Intel is not having that great of year thus far in the face of a slew of information about security flaws in it hardware coming out — and you can add another new report from The Wall Street Journal today, which suggests that Intel didn’t immediately notify the U.S. government of the issues, to that list.
The Journal is reporting that Intel notified some of its customers of the security flaws in its processors, dubbed Spectre and Meltdown, but left out the U.S. government as part of that. Some of the companies Intel notified included Chinese technology companies, though the report suggests there is no evidence that any information was misused.
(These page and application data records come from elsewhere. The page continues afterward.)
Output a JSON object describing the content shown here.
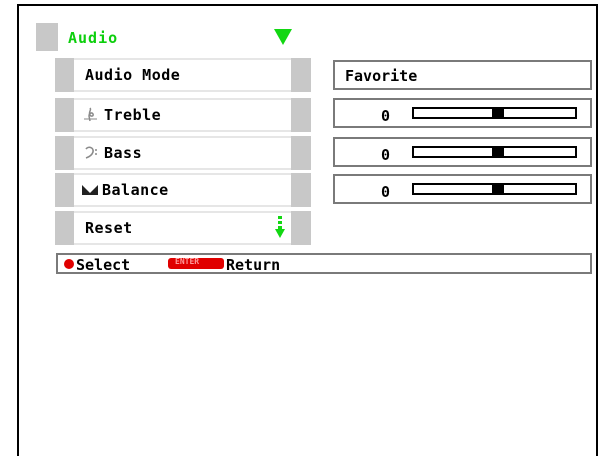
{
  "menu": {
    "title": "Audio",
    "items": [
      {
        "label": "Audio Mode",
        "icon": "none",
        "value": "Favorite"
      },
      {
        "label": "Treble",
        "icon": "treble-icon",
        "value": "0",
        "slider_level": 0.52
      },
      {
        "label": "Bass",
        "icon": "bass-icon",
        "value": "0",
        "slider_level": 0.52
      },
      {
        "label": "Balance",
        "icon": "balance-icon",
        "value": "0",
        "slider_level": 0.52
      },
      {
        "label": "Reset",
        "icon": "down-arrow-icon",
        "value": ""
      }
    ]
  },
  "status": {
    "select_label": "Select",
    "enter_key_label": "ENTER",
    "return_label": "Return"
  },
  "colors": {
    "title_green": "#0ccf0c",
    "arrow_green": "#12d712",
    "key_red": "#e00000"
  }
}
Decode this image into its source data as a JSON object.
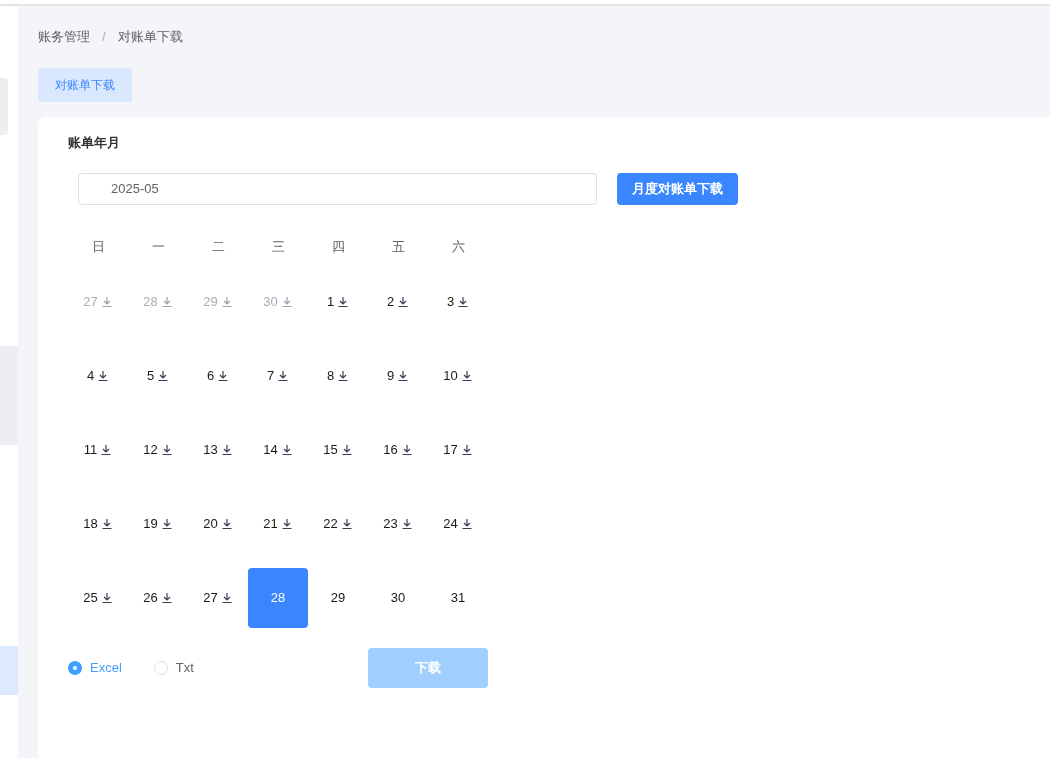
{
  "sidebar": {
    "items": [
      {
        "selected": false
      },
      {
        "selected": false
      },
      {
        "selected": true
      }
    ]
  },
  "breadcrumb": [
    "账务管理",
    "对账单下载"
  ],
  "breadcrumb_separator": "/",
  "tabs": [
    {
      "label": "对账单下载",
      "selected": true
    }
  ],
  "form": {
    "label": "账单年月",
    "month_field": {
      "value": "2025-05"
    },
    "month_button": "月度对账单下载"
  },
  "calendar": {
    "weekdays": [
      "日",
      "一",
      "二",
      "三",
      "四",
      "五",
      "六"
    ],
    "days": [
      {
        "label": "27",
        "muted": true,
        "downloadable": true,
        "selected": false
      },
      {
        "label": "28",
        "muted": true,
        "downloadable": true,
        "selected": false
      },
      {
        "label": "29",
        "muted": true,
        "downloadable": true,
        "selected": false
      },
      {
        "label": "30",
        "muted": true,
        "downloadable": true,
        "selected": false
      },
      {
        "label": "1",
        "muted": false,
        "downloadable": true,
        "selected": false
      },
      {
        "label": "2",
        "muted": false,
        "downloadable": true,
        "selected": false
      },
      {
        "label": "3",
        "muted": false,
        "downloadable": true,
        "selected": false
      },
      {
        "label": "4",
        "muted": false,
        "downloadable": true,
        "selected": false
      },
      {
        "label": "5",
        "muted": false,
        "downloadable": true,
        "selected": false
      },
      {
        "label": "6",
        "muted": false,
        "downloadable": true,
        "selected": false
      },
      {
        "label": "7",
        "muted": false,
        "downloadable": true,
        "selected": false
      },
      {
        "label": "8",
        "muted": false,
        "downloadable": true,
        "selected": false
      },
      {
        "label": "9",
        "muted": false,
        "downloadable": true,
        "selected": false
      },
      {
        "label": "10",
        "muted": false,
        "downloadable": true,
        "selected": false
      },
      {
        "label": "11",
        "muted": false,
        "downloadable": true,
        "selected": false
      },
      {
        "label": "12",
        "muted": false,
        "downloadable": true,
        "selected": false
      },
      {
        "label": "13",
        "muted": false,
        "downloadable": true,
        "selected": false
      },
      {
        "label": "14",
        "muted": false,
        "downloadable": true,
        "selected": false
      },
      {
        "label": "15",
        "muted": false,
        "downloadable": true,
        "selected": false
      },
      {
        "label": "16",
        "muted": false,
        "downloadable": true,
        "selected": false
      },
      {
        "label": "17",
        "muted": false,
        "downloadable": true,
        "selected": false
      },
      {
        "label": "18",
        "muted": false,
        "downloadable": true,
        "selected": false
      },
      {
        "label": "19",
        "muted": false,
        "downloadable": true,
        "selected": false
      },
      {
        "label": "20",
        "muted": false,
        "downloadable": true,
        "selected": false
      },
      {
        "label": "21",
        "muted": false,
        "downloadable": true,
        "selected": false
      },
      {
        "label": "22",
        "muted": false,
        "downloadable": true,
        "selected": false
      },
      {
        "label": "23",
        "muted": false,
        "downloadable": true,
        "selected": false
      },
      {
        "label": "24",
        "muted": false,
        "downloadable": true,
        "selected": false
      },
      {
        "label": "25",
        "muted": false,
        "downloadable": true,
        "selected": false
      },
      {
        "label": "26",
        "muted": false,
        "downloadable": true,
        "selected": false
      },
      {
        "label": "27",
        "muted": false,
        "downloadable": true,
        "selected": false
      },
      {
        "label": "28",
        "muted": false,
        "downloadable": false,
        "selected": true
      },
      {
        "label": "29",
        "muted": false,
        "downloadable": false,
        "selected": false
      },
      {
        "label": "30",
        "muted": false,
        "downloadable": false,
        "selected": false
      },
      {
        "label": "31",
        "muted": false,
        "downloadable": false,
        "selected": false
      }
    ]
  },
  "formats": [
    {
      "label": "Excel",
      "selected": true
    },
    {
      "label": "Txt",
      "selected": false
    }
  ],
  "download_button": {
    "label": "下载",
    "disabled": true
  }
}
An Intel spokesperson told The Journal that the company wasn’t able to tell everyone it planned because the news was made public earlier than expected.
The latter part of that is probably going to sting a little harder because it would seem that Intel was going to give the U.S. government little lead time ahead of disclosure of the flaw, as security editor Zach Whittaker points out on Twitter:
“The Google Project Zero team and impacted vendors, including Intel, followed best practices of responsible and coordinated disclosure,” an Intel spokesperson said. “Standard and well-established practice on initial disclosure is to work with industry participants to develop solutions and deploy fixes ahead of publication. In this case, news of the exploit was reported ahead of the industry coalition’s intended public disclosure date at which point Intel immediately engaged the US government and others.”
Intel has had to scramble to respond to the news, which came out nearly a week earlier than expected. Companies can notify some major customers and parties of flaws before they’re publicly disclosed so fixes and patches can come out and contain as much of the fallout as possible. The Meltdown and Specter flaws were particularly hazardous because they theoretically can affect pretty much everyone and the end result is a massive cleanup effort to make sure everything gets patched.
But because of the scale of the issue, and Intel’s very precarious position of having to ensure as limited impact to its customers as possible, it’s a very tricky situation to figure out who to inform and when in order to ensure everything gets resolved without the information becoming widespread and a source of additional risk for those customers. Intel reported its fourth-quarter earnings last week, after which the stock jumped nearly 10% despite the news about Meltdown and Spectre continuing to trickle in.
“While we’ve made progress, I am acutely aware that we have more to do,” Intel CEO Brian Krzanich said on the call to discuss its fourth quarter results. “We’ve committed to being transparent, keeping our customers and owners appraised of our progress and, through our actions, building trust. Security is a top priority for Intel, foundational to our products, and it’s critical to the success of our data-centric strategy. Our near-term focus is on delivering high-quality mitigations to protect our customers’ infrastructure on these exploits. We’re working to incorporate silicon-based changes to future products that will directly address the Spectre and Meltdown threats in hardware, and those products will begin appearing later this year. However, these circumstances are highly dynamic, and we updated our risk factors to reflect both the evolving nature of these specific threats and mitigations as well as the security challenges more broadly.”